Planned high-level talks between India and Pakistan have been cancelled hours before they were due to start on Sunday, amid mutual recriminations.
Pakistan said that it could not accept India's "preconditions" for the talks, while India denied that it was to blame.
Delhi said that it was only willing to discuss "terrorism-related issues" at the talks and nothing else.
Pakistan argued that talks purely on this basis would be futile.
Analysts say that many in India believe that PM Narendra Modi's government appears to have recognised that a quest for durable peace with Pakistan is a non-starter.
"We have come to the conclusion that the proposed National Security Advisers (NSA) level talks between the two countries would not serve any purpose," Pakistan's foreign ministry said late on Saturday.
"It is not reasonable for India to assume the right to decide unilaterally that from now onwards, other issues will [only] be discussed after terrorism has been discussed and eliminated," a statement from Pakistan's foreign ministry said.
India gave Pakistan until midnight on Saturday to agree to restrict the talks solely about militancy following after a row over Pakistan's plan to meet Kashmiri separatist leaders and widen the scope of the talks.
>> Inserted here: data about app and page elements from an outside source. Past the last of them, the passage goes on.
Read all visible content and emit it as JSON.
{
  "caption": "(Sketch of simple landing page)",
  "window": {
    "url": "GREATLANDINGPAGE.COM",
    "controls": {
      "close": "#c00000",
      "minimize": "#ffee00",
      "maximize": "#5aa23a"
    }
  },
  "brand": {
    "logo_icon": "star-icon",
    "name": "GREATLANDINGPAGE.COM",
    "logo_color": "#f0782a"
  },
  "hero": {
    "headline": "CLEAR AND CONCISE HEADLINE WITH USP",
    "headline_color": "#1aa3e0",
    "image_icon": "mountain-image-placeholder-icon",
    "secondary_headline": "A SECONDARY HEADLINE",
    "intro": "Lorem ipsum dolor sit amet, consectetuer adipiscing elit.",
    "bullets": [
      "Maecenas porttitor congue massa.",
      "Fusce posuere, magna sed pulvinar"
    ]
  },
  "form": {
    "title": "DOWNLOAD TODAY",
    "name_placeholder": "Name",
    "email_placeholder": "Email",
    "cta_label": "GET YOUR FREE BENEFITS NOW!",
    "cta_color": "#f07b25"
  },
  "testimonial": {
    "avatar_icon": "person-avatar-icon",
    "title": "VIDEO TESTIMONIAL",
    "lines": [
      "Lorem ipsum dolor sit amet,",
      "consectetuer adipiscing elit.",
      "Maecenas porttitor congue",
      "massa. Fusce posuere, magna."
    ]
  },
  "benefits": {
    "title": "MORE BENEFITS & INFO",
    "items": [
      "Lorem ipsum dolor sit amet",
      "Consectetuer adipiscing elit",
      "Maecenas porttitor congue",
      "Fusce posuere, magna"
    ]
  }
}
When asked what would happen if Pakistan did not agree to India's demands, Indian Foreign Minister Sushma Swaraj replied: "Then talks won't happen."
Correspondents say that while it appears both sides are provoking one another to cancel the talks, Mr Modi is a pragmatist and knows his agenda of enhancing regional co-operation in South Asia will remain unfulfilled without a thaw in India-Pakistan tensions.
Just last month, he accepted an invitation from his Pakistani counterpart Nawaz Sharif to attend a regional summit in Islamabad next year.
The trip will not only be his first visit to Pakistan since coming to power, but would also be the first visit of an Indian leader to Pakistan since PM Atal Behari Vajpayee's trip in 2004.
Pakistan also reiterated that there could not be any dialogue with India unless the issue of Kashmir was on the agenda.
Kashmir, claimed by both countries in its entirety, has been a flashpoint for more than 60 years. A ceasefire agreed in 2003 remains in place, but the neighbours often accuse each other of violating it.